Tally the lines below that contain "handle". The number is the whole answer.

[[ MATERIAL SHOWN open ]]

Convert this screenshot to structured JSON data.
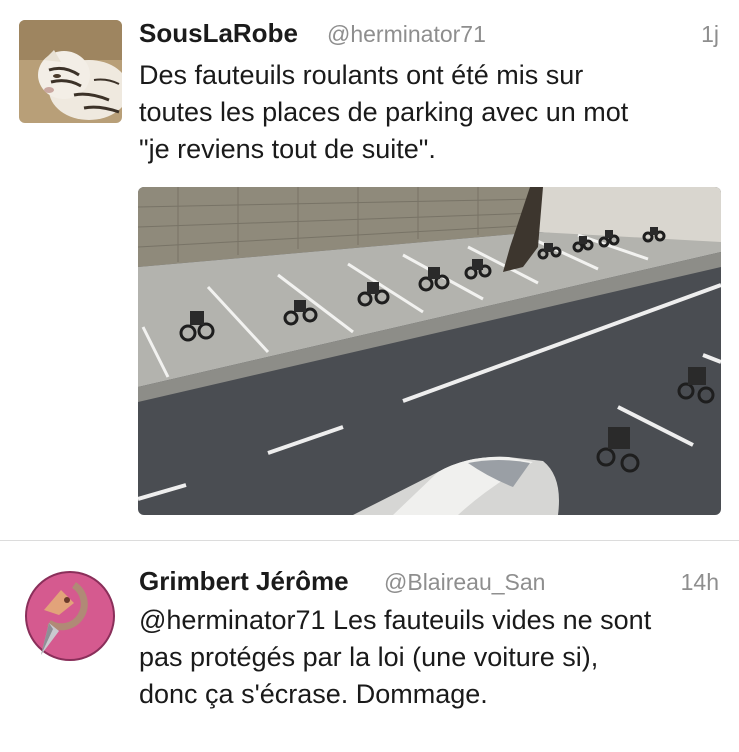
{
  "tweets": [
    {
      "name": "SousLaRobe",
      "handle": "@herminator71",
      "time": "1j",
      "lines": [
        "Des fauteuils roulants ont été mis sur",
        "toutes les places de parking avec un mot",
        "\"je reviens tout de suite\"."
      ],
      "avatar_icon": "white-tiger-avatar",
      "photo_icon": "wheelchairs-parking-photo"
    },
    {
      "name": "Grimbert Jérôme",
      "handle": "@Blaireau_San",
      "time": "14h",
      "lines": [
        "@herminator71 Les fauteuils vides ne sont",
        "pas protégés par la loi (une voiture si),",
        "donc ça s'écrase. Dommage."
      ],
      "avatar_icon": "pink-pin-avatar"
    }
  ],
  "colors": {
    "name": "#1b1b1b",
    "meta": "#8e8e8e",
    "separator": "#dcdcdc",
    "avatar2_bg": "#d55a8f"
  }
}
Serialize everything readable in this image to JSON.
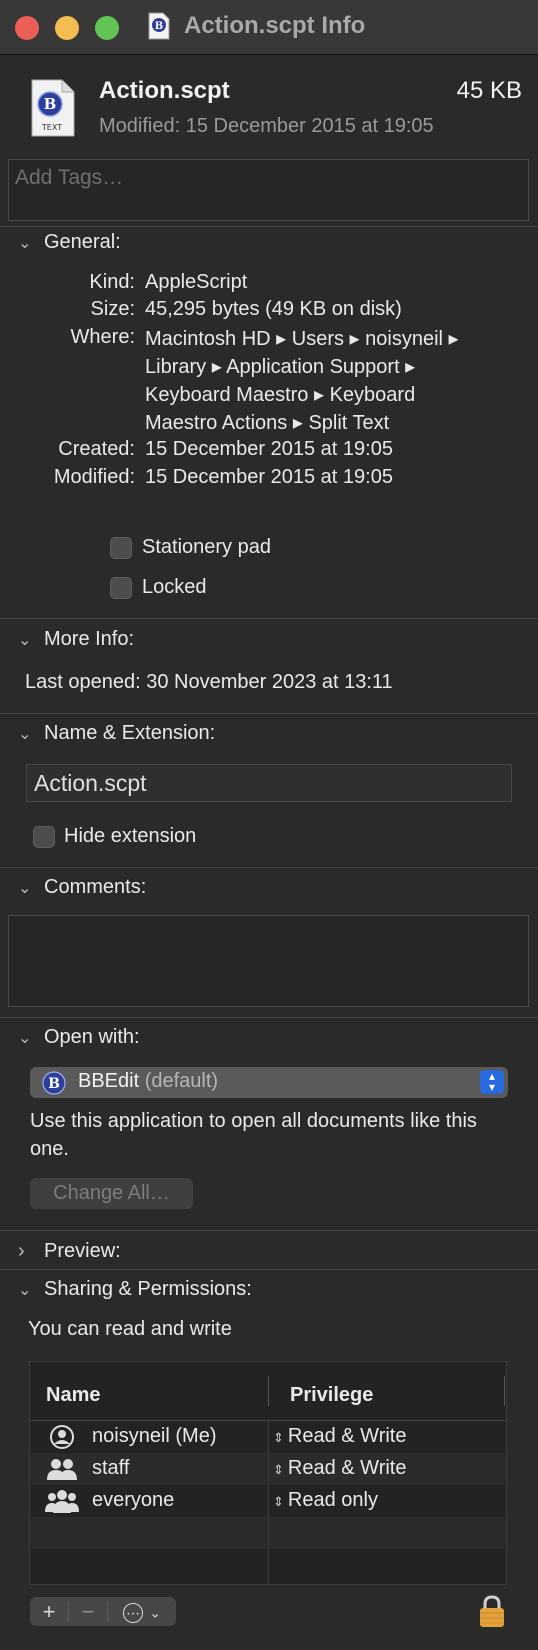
{
  "window": {
    "title": "Action.scpt Info"
  },
  "header": {
    "file_name": "Action.scpt",
    "file_size": "45 KB",
    "modified": "Modified: 15 December 2015 at 19:05",
    "icon_caption": "TEXT"
  },
  "tags": {
    "placeholder": "Add Tags…"
  },
  "general": {
    "heading": "General:",
    "rows": [
      {
        "label": "Kind:",
        "value": "AppleScript"
      },
      {
        "label": "Size:",
        "value": "45,295 bytes (49 KB on disk)"
      },
      {
        "label": "Where:",
        "lines": [
          "Macintosh HD ▸ Users ▸ noisyneil ▸",
          "Library ▸ Application Support ▸",
          "Keyboard Maestro ▸ Keyboard",
          "Maestro Actions ▸ Split Text"
        ]
      },
      {
        "label": "Created:",
        "value": "15 December 2015 at 19:05"
      },
      {
        "label": "Modified:",
        "value": "15 December 2015 at 19:05"
      }
    ],
    "stationery_label": "Stationery pad",
    "locked_label": "Locked"
  },
  "more_info": {
    "heading": "More Info:",
    "last_opened": "Last opened: 30 November 2023 at 13:11"
  },
  "name_ext": {
    "heading": "Name & Extension:",
    "value": "Action.scpt",
    "hide_label": "Hide extension"
  },
  "comments": {
    "heading": "Comments:"
  },
  "open_with": {
    "heading": "Open with:",
    "app": "BBEdit",
    "suffix": "(default)",
    "description": "Use this application to open all documents like this one.",
    "change_all": "Change All…"
  },
  "preview": {
    "heading": "Preview:"
  },
  "sharing": {
    "heading": "Sharing & Permissions:",
    "note": "You can read and write",
    "columns": [
      "Name",
      "Privilege"
    ],
    "rows": [
      {
        "name": "noisyneil (Me)",
        "privilege": "Read & Write",
        "icon": "user-icon"
      },
      {
        "name": "staff",
        "privilege": "Read & Write",
        "icon": "group-icon"
      },
      {
        "name": "everyone",
        "privilege": "Read only",
        "icon": "everyone-icon"
      }
    ],
    "add": "+",
    "remove": "−",
    "action": "⋯"
  },
  "colors": {
    "accent": "#2a6adf",
    "window": "#2a2a2a",
    "lock": "#e3a23a"
  }
}
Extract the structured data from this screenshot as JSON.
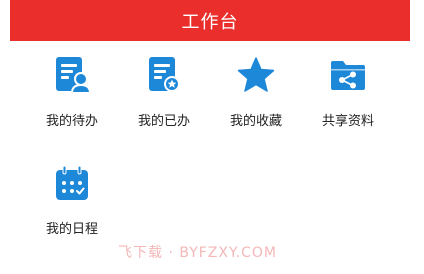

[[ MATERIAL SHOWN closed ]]

* _ANSWER SECTION_: 2